__WORK ORDER__. Gather from the listing below each line that includes the word "name", and copy it.

__DATA UNDER STUDY__.
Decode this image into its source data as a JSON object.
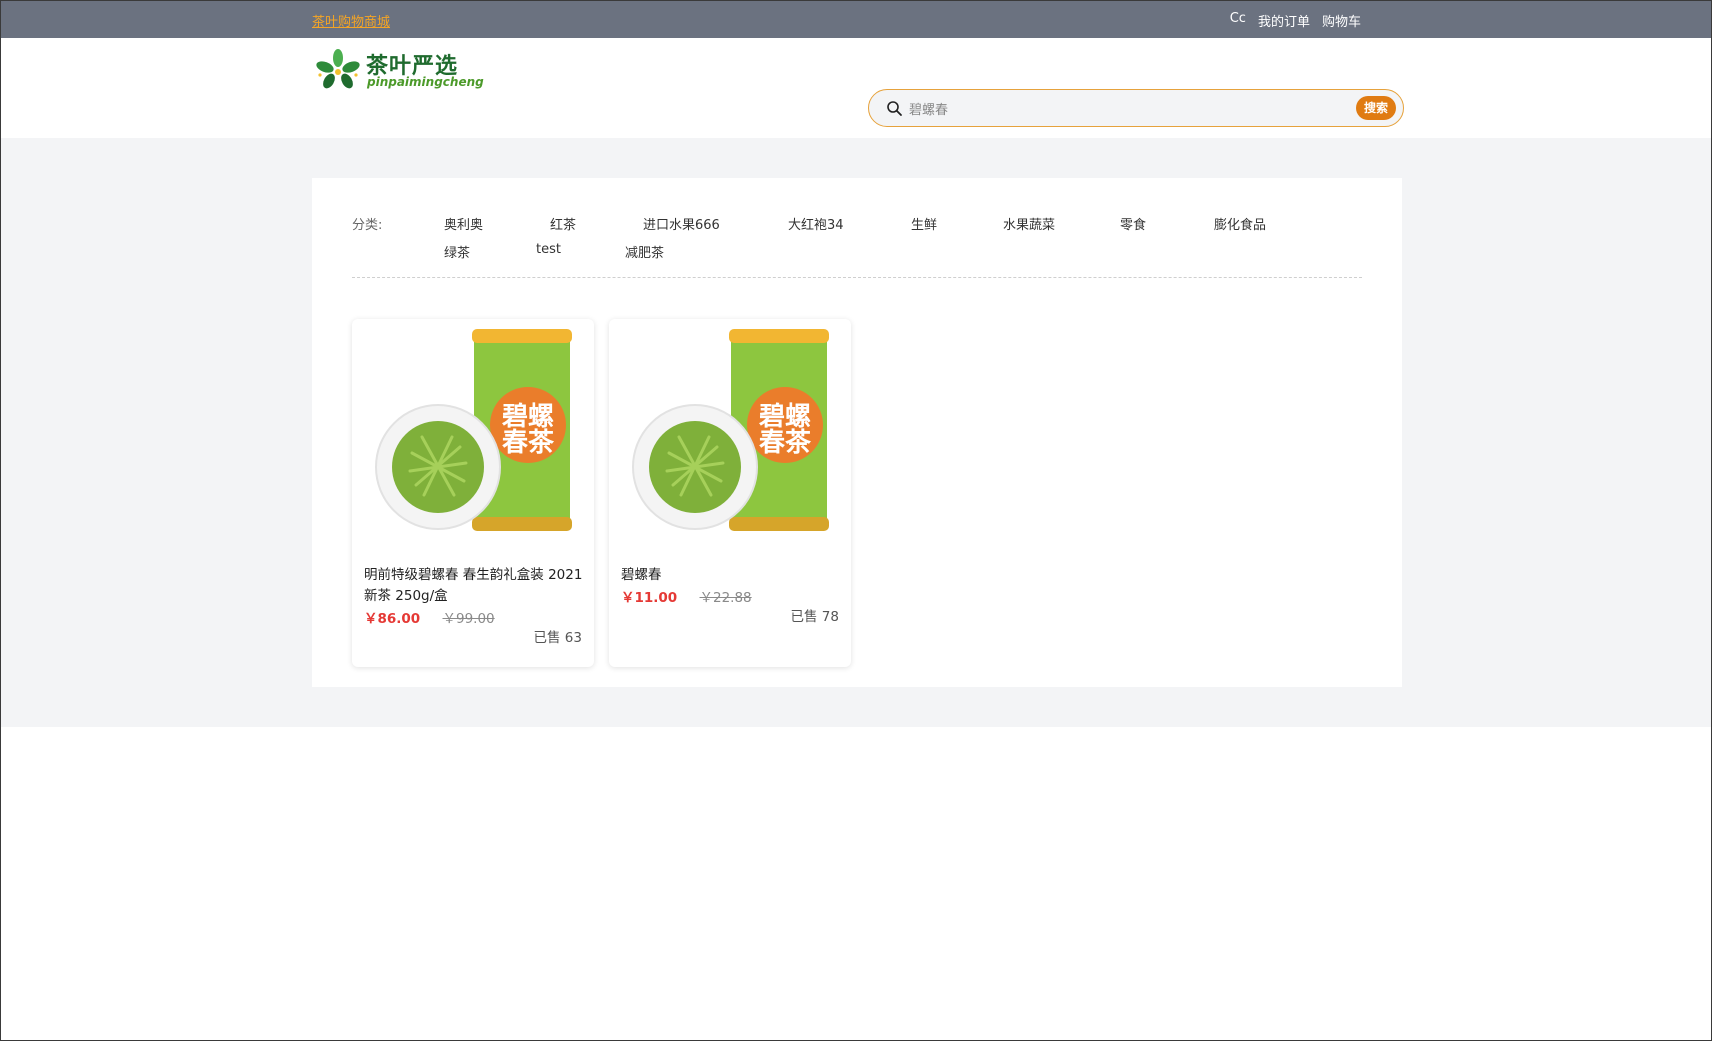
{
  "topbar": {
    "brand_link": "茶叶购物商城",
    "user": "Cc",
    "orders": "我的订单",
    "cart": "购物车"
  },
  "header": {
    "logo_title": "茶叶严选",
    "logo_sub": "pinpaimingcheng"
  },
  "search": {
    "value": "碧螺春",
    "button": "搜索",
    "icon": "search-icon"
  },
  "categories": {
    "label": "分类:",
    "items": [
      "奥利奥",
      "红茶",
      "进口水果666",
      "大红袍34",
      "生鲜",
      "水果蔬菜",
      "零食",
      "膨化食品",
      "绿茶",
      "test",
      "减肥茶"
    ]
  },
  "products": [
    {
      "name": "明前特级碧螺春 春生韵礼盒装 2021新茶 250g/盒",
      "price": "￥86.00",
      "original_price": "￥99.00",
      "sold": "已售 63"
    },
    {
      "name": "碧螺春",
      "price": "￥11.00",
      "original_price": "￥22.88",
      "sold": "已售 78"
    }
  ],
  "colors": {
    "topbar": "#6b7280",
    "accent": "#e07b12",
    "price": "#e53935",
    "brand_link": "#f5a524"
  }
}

__SOLUTION TO THE EXERCISE__.
      "name": "明前特级碧螺春 春生韵礼盒装 2021新茶 250g/盒",
      "name": "碧螺春",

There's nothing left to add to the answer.